INFORMATION SHOWN: Begin
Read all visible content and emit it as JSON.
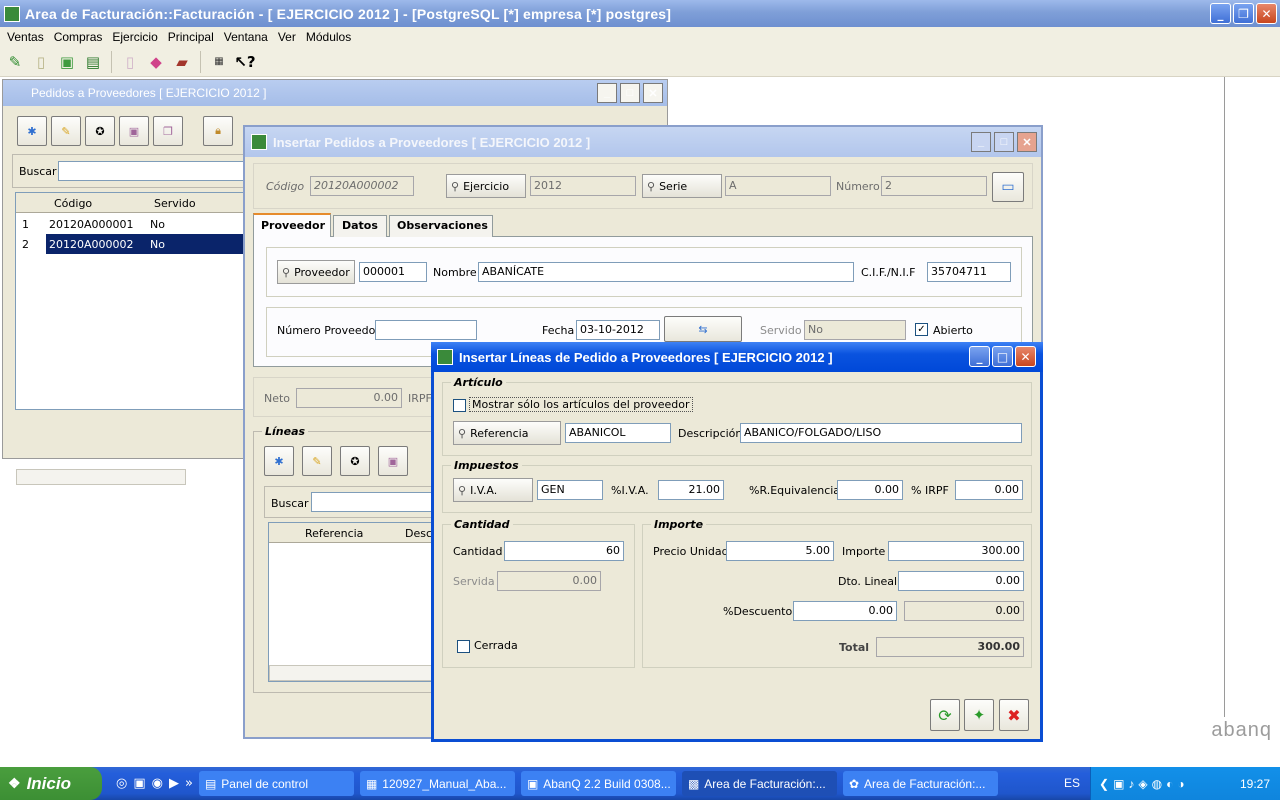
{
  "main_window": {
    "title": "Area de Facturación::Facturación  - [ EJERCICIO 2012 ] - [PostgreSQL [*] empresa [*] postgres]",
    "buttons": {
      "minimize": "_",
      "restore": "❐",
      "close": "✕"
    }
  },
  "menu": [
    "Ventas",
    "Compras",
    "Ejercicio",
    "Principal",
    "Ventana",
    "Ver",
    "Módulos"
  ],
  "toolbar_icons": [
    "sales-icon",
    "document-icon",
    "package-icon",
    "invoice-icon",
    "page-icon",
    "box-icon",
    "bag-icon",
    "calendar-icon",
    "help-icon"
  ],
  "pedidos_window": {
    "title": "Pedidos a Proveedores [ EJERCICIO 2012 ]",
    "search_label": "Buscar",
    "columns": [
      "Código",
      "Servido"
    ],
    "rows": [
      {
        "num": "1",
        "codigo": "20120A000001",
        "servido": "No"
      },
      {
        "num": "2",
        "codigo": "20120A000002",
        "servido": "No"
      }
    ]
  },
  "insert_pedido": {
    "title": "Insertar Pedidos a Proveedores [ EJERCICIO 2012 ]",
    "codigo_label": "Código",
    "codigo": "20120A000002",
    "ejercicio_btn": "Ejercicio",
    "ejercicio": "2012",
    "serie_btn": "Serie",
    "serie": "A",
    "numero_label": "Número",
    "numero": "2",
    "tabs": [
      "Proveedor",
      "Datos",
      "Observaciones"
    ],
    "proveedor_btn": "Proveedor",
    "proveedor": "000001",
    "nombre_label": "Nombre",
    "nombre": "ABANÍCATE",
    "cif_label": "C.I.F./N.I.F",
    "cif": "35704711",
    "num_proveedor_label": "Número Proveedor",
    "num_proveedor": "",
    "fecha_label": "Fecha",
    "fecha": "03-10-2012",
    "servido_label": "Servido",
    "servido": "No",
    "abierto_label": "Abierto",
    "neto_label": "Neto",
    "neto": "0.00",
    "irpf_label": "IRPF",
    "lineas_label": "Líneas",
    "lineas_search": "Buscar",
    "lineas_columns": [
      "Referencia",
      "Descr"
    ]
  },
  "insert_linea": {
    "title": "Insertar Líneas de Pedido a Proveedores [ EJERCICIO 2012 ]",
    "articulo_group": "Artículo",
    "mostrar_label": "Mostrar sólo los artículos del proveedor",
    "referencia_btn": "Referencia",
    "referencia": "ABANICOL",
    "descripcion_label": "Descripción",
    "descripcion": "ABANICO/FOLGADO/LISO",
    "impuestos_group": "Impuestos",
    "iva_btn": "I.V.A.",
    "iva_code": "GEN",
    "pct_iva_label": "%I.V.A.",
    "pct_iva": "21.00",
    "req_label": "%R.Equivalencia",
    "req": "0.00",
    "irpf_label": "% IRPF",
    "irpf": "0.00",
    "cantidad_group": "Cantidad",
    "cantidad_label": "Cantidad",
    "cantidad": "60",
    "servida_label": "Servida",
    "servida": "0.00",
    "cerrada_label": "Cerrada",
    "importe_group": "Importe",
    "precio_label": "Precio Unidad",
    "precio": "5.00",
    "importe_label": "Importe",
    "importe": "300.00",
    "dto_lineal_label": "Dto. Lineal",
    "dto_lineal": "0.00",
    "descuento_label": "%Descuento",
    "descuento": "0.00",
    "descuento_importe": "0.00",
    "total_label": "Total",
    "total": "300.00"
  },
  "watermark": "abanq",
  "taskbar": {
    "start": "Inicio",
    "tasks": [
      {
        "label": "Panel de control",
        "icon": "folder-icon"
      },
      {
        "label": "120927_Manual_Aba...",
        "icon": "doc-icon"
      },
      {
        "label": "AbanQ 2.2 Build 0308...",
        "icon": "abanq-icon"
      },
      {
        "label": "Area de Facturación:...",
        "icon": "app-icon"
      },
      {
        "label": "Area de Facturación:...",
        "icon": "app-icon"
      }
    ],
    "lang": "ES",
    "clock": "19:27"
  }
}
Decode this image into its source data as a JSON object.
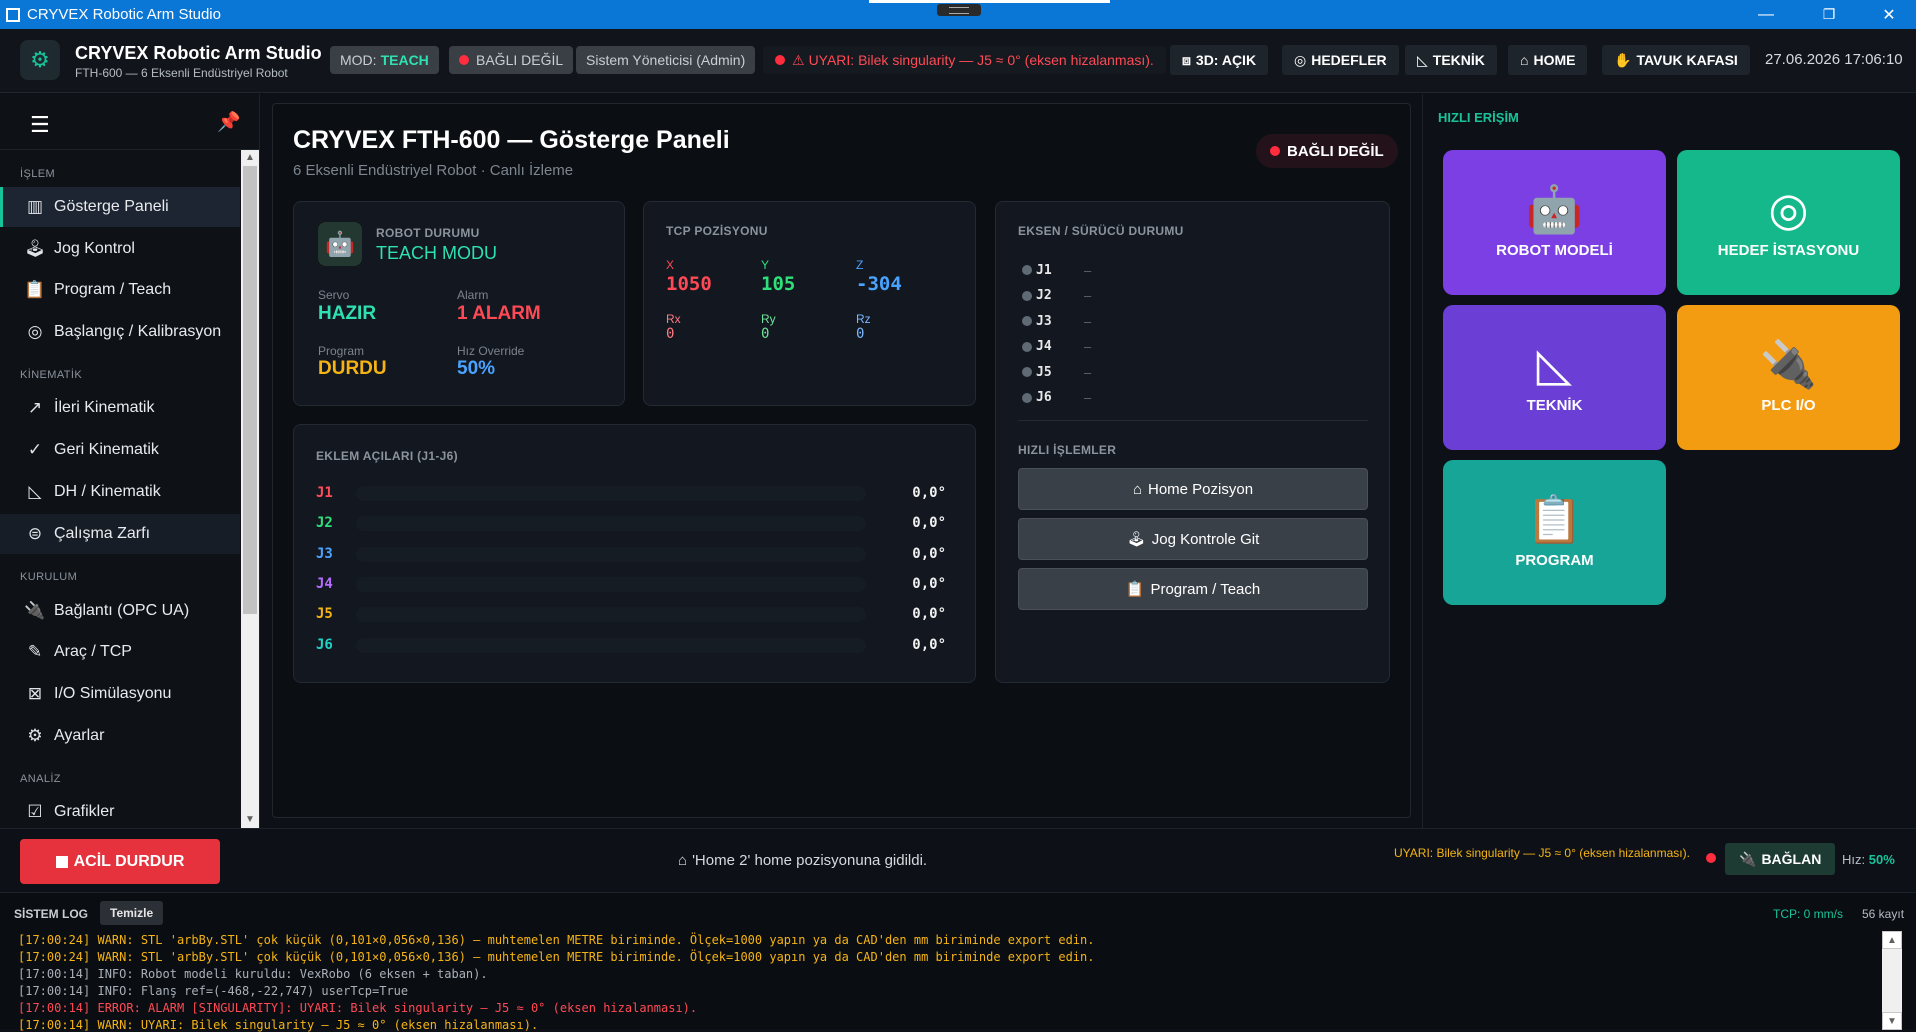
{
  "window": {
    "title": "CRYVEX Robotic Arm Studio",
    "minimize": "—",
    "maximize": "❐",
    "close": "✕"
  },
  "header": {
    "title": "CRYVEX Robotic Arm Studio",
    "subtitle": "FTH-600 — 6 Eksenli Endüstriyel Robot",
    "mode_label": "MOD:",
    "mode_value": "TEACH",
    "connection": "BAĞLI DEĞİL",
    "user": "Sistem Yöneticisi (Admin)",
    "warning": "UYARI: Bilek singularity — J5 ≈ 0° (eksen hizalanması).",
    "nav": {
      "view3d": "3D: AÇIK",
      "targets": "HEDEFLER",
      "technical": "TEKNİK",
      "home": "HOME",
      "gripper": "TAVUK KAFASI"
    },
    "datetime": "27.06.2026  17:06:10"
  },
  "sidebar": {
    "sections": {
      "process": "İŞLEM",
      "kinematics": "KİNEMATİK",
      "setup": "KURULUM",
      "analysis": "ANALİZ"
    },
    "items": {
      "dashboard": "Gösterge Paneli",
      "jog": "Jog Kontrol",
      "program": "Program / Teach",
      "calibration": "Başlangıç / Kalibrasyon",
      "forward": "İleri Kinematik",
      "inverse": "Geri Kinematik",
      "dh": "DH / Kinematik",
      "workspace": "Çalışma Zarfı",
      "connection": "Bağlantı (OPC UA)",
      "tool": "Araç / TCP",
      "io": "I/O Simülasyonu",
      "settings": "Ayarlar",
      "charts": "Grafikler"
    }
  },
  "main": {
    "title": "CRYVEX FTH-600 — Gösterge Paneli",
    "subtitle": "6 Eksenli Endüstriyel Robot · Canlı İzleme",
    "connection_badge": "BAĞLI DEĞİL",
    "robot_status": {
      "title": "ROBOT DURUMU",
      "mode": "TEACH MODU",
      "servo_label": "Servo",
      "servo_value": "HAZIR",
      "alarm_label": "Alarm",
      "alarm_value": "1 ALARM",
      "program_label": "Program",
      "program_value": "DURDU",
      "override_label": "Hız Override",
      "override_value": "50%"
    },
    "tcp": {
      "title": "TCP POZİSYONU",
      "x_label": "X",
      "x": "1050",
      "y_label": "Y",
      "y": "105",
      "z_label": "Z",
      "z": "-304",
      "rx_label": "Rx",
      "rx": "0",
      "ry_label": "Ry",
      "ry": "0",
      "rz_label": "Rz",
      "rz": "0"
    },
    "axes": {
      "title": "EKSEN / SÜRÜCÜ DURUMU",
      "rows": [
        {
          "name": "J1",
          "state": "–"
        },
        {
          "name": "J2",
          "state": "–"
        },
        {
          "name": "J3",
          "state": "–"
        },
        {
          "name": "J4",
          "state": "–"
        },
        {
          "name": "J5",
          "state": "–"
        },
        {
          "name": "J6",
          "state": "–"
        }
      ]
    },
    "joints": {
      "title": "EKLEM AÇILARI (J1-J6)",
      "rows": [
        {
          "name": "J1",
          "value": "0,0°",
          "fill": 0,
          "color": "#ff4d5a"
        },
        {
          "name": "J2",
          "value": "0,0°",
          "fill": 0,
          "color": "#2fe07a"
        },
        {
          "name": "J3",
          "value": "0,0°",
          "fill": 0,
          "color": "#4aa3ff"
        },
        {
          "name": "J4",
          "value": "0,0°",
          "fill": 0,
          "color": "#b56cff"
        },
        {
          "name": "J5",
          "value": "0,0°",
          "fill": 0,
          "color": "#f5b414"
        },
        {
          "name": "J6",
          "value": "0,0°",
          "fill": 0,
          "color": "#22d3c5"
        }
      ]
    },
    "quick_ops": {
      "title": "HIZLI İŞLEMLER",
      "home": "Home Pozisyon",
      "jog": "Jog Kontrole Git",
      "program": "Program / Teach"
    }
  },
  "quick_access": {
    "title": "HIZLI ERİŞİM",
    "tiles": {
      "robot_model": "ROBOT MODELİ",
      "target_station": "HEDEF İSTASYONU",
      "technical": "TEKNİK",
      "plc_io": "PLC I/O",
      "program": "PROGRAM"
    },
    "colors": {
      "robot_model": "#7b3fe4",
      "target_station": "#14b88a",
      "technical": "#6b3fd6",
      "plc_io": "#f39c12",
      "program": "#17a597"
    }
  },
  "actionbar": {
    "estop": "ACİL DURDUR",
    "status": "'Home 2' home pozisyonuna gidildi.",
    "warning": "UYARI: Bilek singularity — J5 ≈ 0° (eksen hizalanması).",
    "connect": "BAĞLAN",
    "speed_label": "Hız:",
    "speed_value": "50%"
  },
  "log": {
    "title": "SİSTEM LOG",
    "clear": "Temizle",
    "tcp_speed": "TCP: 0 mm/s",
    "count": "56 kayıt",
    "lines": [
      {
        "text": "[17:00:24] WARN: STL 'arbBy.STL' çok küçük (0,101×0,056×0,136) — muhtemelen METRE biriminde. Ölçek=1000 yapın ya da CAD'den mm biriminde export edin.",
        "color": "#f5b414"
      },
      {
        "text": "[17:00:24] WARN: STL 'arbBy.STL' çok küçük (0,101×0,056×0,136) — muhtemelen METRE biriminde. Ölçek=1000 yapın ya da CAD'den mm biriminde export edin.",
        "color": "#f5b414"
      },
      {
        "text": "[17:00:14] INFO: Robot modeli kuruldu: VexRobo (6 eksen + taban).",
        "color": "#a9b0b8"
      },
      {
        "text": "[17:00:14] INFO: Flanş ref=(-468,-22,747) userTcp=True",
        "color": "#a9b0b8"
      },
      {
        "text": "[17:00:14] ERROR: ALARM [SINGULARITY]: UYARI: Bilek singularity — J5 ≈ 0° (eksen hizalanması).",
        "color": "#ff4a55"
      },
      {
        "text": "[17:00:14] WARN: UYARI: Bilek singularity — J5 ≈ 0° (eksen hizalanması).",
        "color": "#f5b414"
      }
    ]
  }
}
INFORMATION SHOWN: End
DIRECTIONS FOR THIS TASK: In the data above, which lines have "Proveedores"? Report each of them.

PROBLEM SOLUTION:
    "title": "Pedidos a Proveedores [ EJERCICIO 2012 ]",
    "title": "Insertar Pedidos a Proveedores [ EJERCICIO 2012 ]",
    "title": "Insertar Líneas de Pedido a Proveedores [ EJERCICIO 2012 ]",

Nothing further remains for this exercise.